Data records:
Start of Block

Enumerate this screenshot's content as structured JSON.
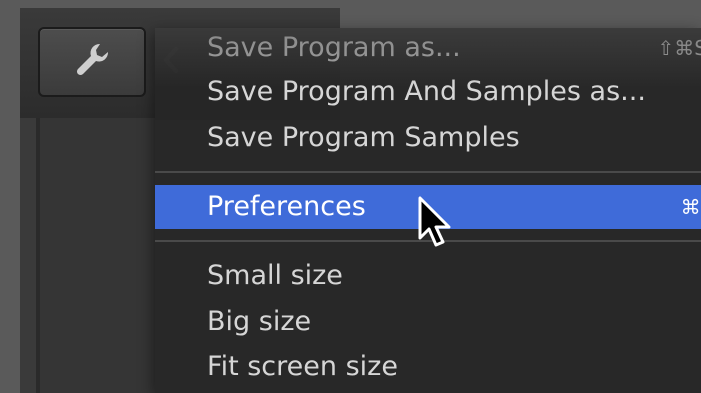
{
  "toolbar": {
    "wrench_icon": "wrench-icon",
    "back_icon": "chevron-left-icon"
  },
  "menu": {
    "highlight_color": "#3f6bd9",
    "items": [
      {
        "label": "Save Program as...",
        "shortcut": "⇧⌘S",
        "highlighted": false
      },
      {
        "label": "Save Program And Samples as...",
        "shortcut": "",
        "highlighted": false
      },
      {
        "label": "Save Program Samples",
        "shortcut": "",
        "highlighted": false
      },
      {
        "label": "Preferences",
        "shortcut": "⌘,",
        "highlighted": true
      },
      {
        "label": "Small size",
        "shortcut": "",
        "highlighted": false
      },
      {
        "label": "Big size",
        "shortcut": "",
        "highlighted": false
      },
      {
        "label": "Fit screen size",
        "shortcut": "",
        "highlighted": false
      }
    ]
  }
}
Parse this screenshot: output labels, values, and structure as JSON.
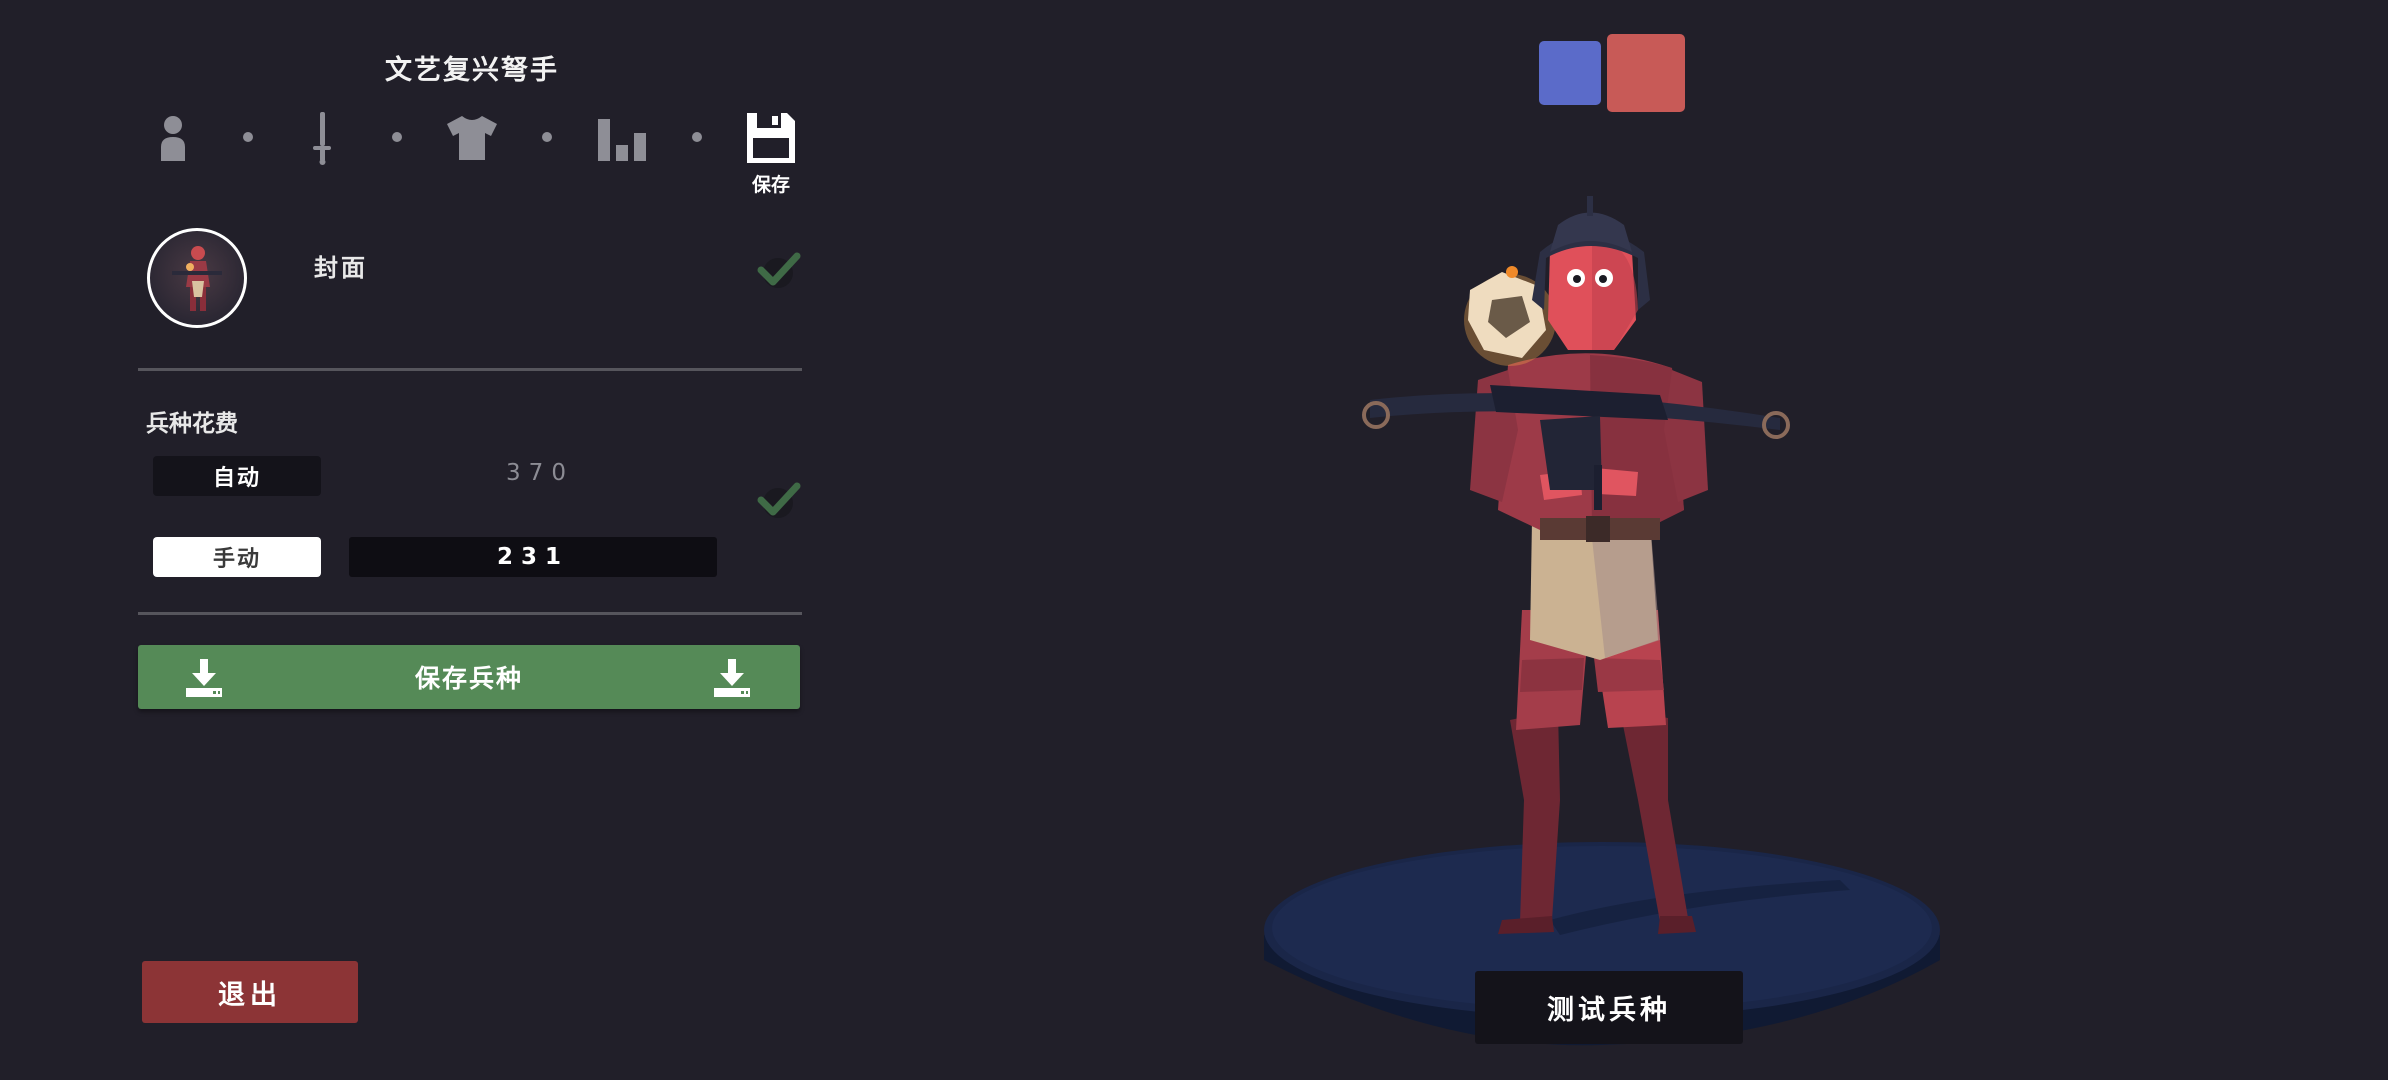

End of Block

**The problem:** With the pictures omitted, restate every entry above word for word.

**Exercise answer:**
Enumerate this screenshot's content as structured JSON.
{
  "toolbar": {
    "wrench_icon": "wrench-icon",
    "back_icon": "chevron-left-icon"
  },
  "menu": {
    "highlight_color": "#3f6bd9",
    "items": [
      {
        "label": "Save Program as...",
        "shortcut": "⇧⌘S",
        "highlighted": false
      },
      {
        "label": "Save Program And Samples as...",
        "shortcut": "",
        "highlighted": false
      },
      {
        "label": "Save Program Samples",
        "shortcut": "",
        "highlighted": false
      },
      {
        "label": "Preferences",
        "shortcut": "⌘,",
        "highlighted": true
      },
      {
        "label": "Small size",
        "shortcut": "",
        "highlighted": false
      },
      {
        "label": "Big size",
        "shortcut": "",
        "highlighted": false
      },
      {
        "label": "Fit screen size",
        "shortcut": "",
        "highlighted": false
      }
    ]
  }
}
Parse this screenshot: output labels, values, and structure as JSON.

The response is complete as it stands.